To study abroad or not to study abroad?

To study abroad or not to study abroad? That is the tough question. A recent report by the British Council – “Broadening Horizons: Breaking through the barriers to overseas study” – looks at UK and US students’ perceptions of study abroad. It also compares the perspectives of both countries and reveals some of the differences between American and British students.

A notable difference between both countries is the greater proportion of US students (56%) than UK students (20%) that considered studying abroad. Although both UK and US students share similar reasons for considering studying abroad, the main reason reported by US students was to ‘have fun travelling and exploring other cultures’ whereas the reasons for UK students were predominantly aligned with career aspirations. There is also a higher proportion of US students that indicated the undergraduate level when considering studies abroad compared to UK students that were considering studying overseas at the postgraduate level. It would seem that while American students have a preference for short-term exchanges (one or two semesters), British students seem more interested in acquiring a diploma overseas. This reflects the aforementioned reasons indicated by both countries. US students view study abroad as a short-term travel and cultural experience while UK students see it as part of a long-term aspiration to live and work abroad.

So why do a greater proportion of American students consider studying overseas? Why do US students consider study abroad primarily as a short-term, undergraduate experience? Although the reasons are complex, one possible interpretation is that if we consider the different geographical contexts of each country, US students – compared to UK students – have fewer international destinations within proximity (the nearest are Mexico and Canada). As such, US students can incur higher costs and greater distance to travel beyond their borders. On the other hand, British students have more geographical proximity to different countries and thus the advantage and convenience of being able to travel for leisure – even for just a weekend – to a different country at a relatively lower cost. In this perspective, financial, geographical and time constraints may play into the preference of American students for short-term study abroad sojourns. US students may view study abroad programs as an opportunity to combine their desire to travel with their program of study. They can travel abroad while gaining credits and maintaining full-time status in their program of study (kind of like hitting two birds with one stone, so to speak).

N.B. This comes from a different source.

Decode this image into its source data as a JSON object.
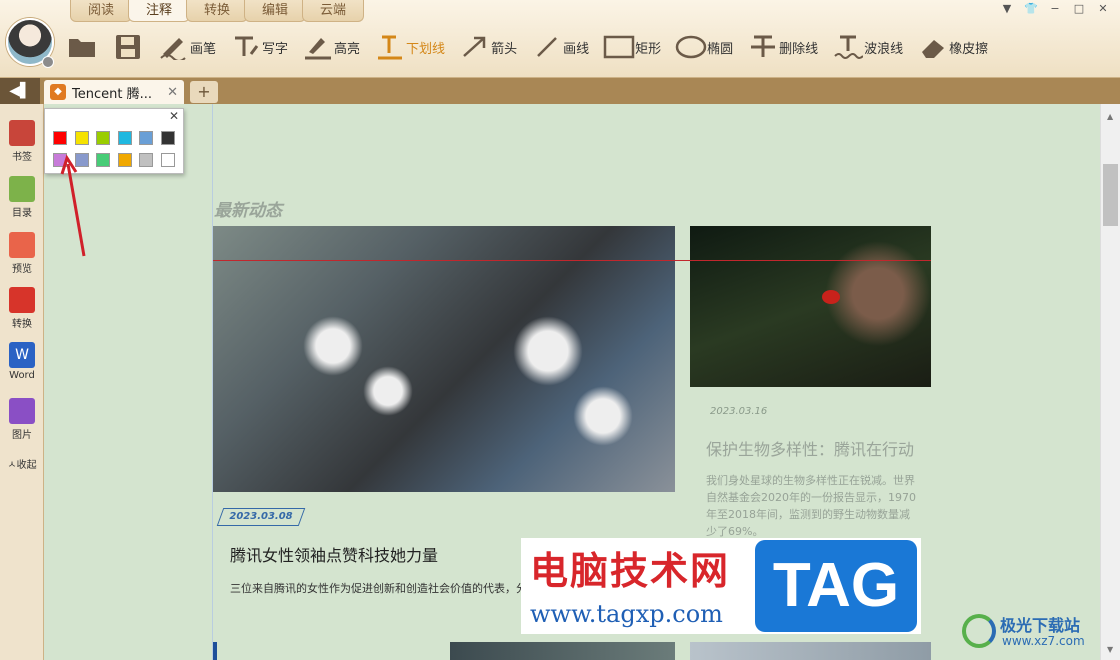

As for concerns with studying abroad, these were consistent between both countries. Both UK and US students reported ‘prohibitive costs’ as the primary concern, followed mainly by language barriers and ‘leaving family’. However, a higher proportion of US students than UK students reported a lack of confidence in their second language skills. Yet, US students’ ranked France and Spain – two romance-speaking countries – in their top 3 destinations for study abroad (the UK was first). UK students’ top 3 destinations were all English-speaking countries (US, Australia and Canada respectively). Although Canada was the third destination preference for UK students, it did not figure among US students’ top 10 destinations for study abroad despite being more affordable and proximate than European destinations. I would seem that US students’ are primarily interested in distancing themselves – both geographically and culturally – from their home country.

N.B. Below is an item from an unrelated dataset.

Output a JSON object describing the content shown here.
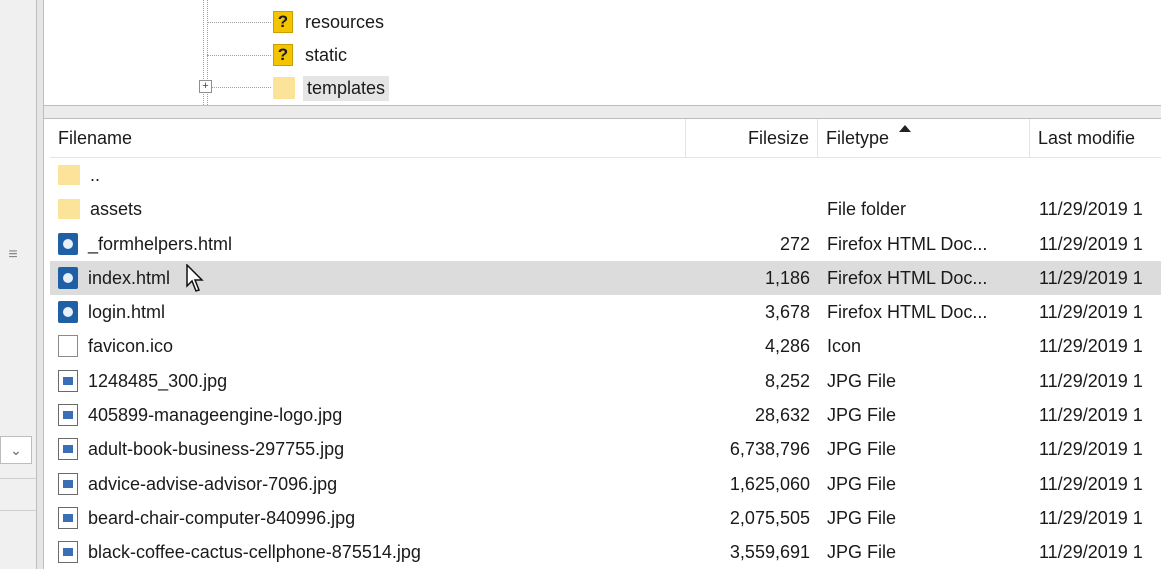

As for non-academic drivers, US students indicated ‘becoming more self-sufficient’ as the third driver for studying abroad (this was sixth for UK students). This is relevant to my research project as my empirical data suggests that one of the main motivations for Canadian students to study abroad is to gain more independence and personal growth.

It would be interesting to see how Canada compares to the UK and US perspectives. Do Canadian students’ perceptions reflect more the UK or the US? What are their main motivations? How much interest do Canadians have in study abroad? What are their top destinations? Here’s hoping a Canadian report is in the works!